ELDERLY people in their 80s were victims in a courier scam while others laundered the stolen cash, a court heard.

The trial at Worcester Crown Court concerns alleged money laundering following a £200,000 ‘courier fraud’. Scammers telephoned victims across the country, including in Worcestershire, posing as police officers investigating frauds at banks near their homes.

In some cases the victims handed over thousands in cash to couriers and in others their bank cards and PIN numbers, thinking their money would be transferred into a police safe account.

Some were invited to call 999 or the police non-emergency number 101 to confirm the legitimacy of the investigation. One victim, 81, was told to go to Thomas Cook, Evesham and bought £4,937 of Euros and handed them to a courier before he was told by ‘DCI Robinson’ to withdraw yet more money (£1,700 from Nationwide, £310 from HSBC, £300 from a cash machine in Evesham and £407 from Thomas Cook). The fraudsters also gave out fake badge numbers, crime reference numbers and insurance investigation numbers.

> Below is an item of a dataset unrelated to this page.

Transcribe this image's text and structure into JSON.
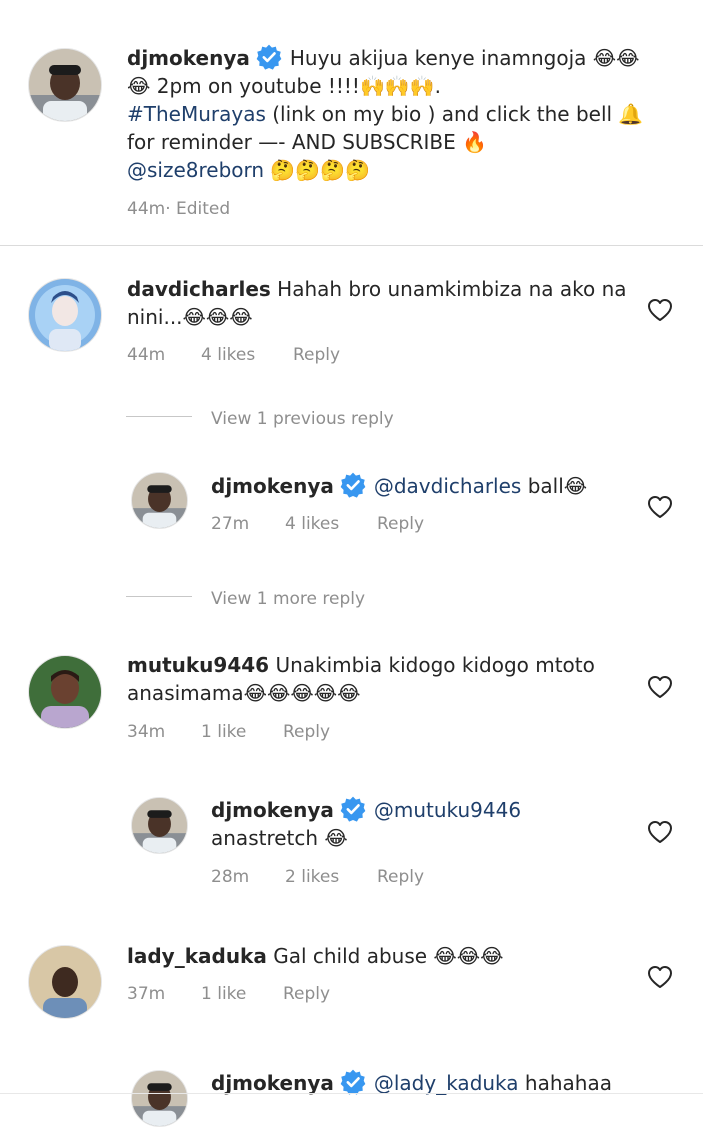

Vivian Brauner, 40, of Cumrae Street, Cardiff, Paulo Custodio, 22, of Bedford House, Clapham North, Claudio Megi, 24, of Green Farm Hostel, Clos Tan Y Ffarm, Cardiff, Syam Hussain, 24, of Scarle Road, Wembley, and Muhmmed Talukdar, 22, of Stepney Way, London all deny charges relating to alleged money laundering at their ongoing trial at Worcester Crown Court.

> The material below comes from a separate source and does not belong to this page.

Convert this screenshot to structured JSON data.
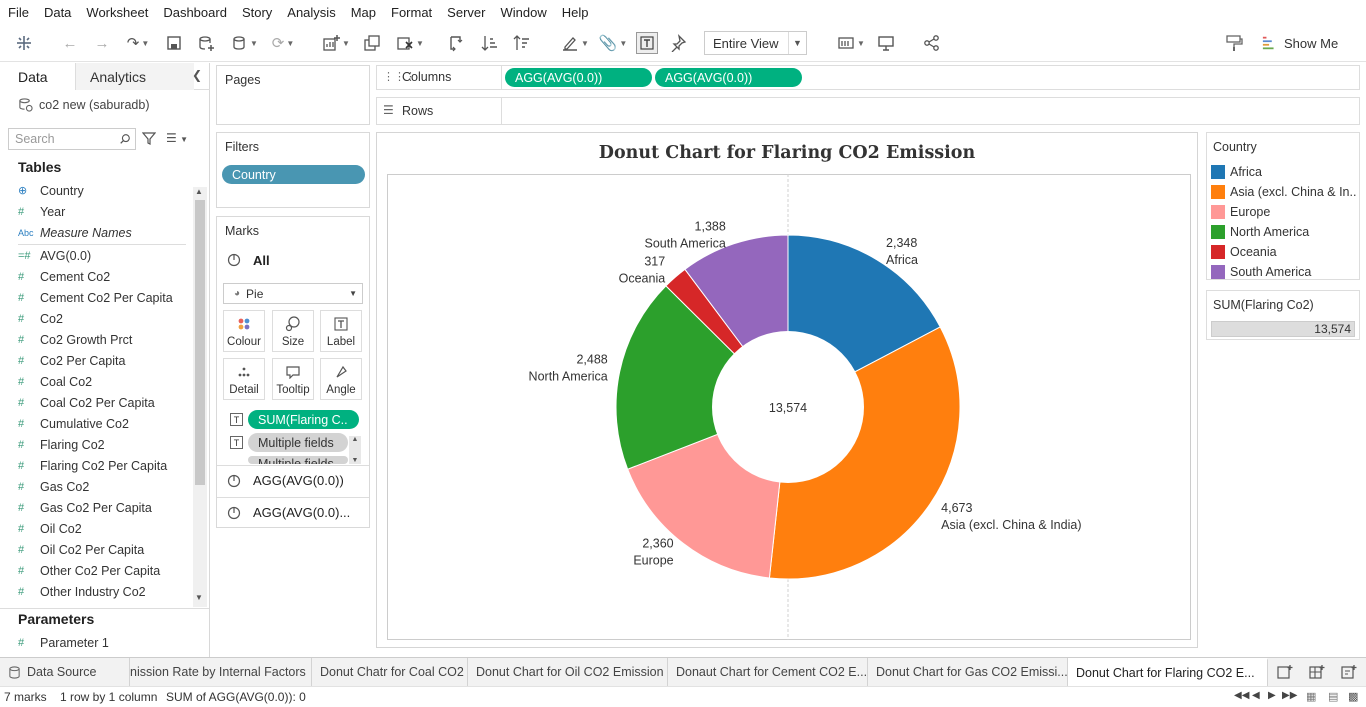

Brauner, Custodio and Megi all deny conspiracy to convert criminal property between April 24 and July 31, 2016. Talukdar and Hussain each deny an arrangement concerning criminal property.

Christopher Canning, prosecuting, told the jury Rejwanul Islam, Mohamed Hadi, Mohamed Kashem, Mohamed Nawaz Miah, Mohamed Nazeem Miah, Idris Ali, Mohamed Nasir Miah had already been convicted of conspiracy to commit the fraud while Rizwan Uddin had admitted making an arrangement concerning criminal property.

In one instance the Crown say one fraud victim transferred £15,430 into the account of Brauner, believing the cash was destined for a safe police account.

One victim of the fraud was 84 and had a daughter with learning difficulties.

Another victim, aged 85, transferred £27,400 from accounts he shared with his sister who lived in a residential home and suffered from dementia.

Some of the frauds were reversed after the banks were alerted.

The trial continues.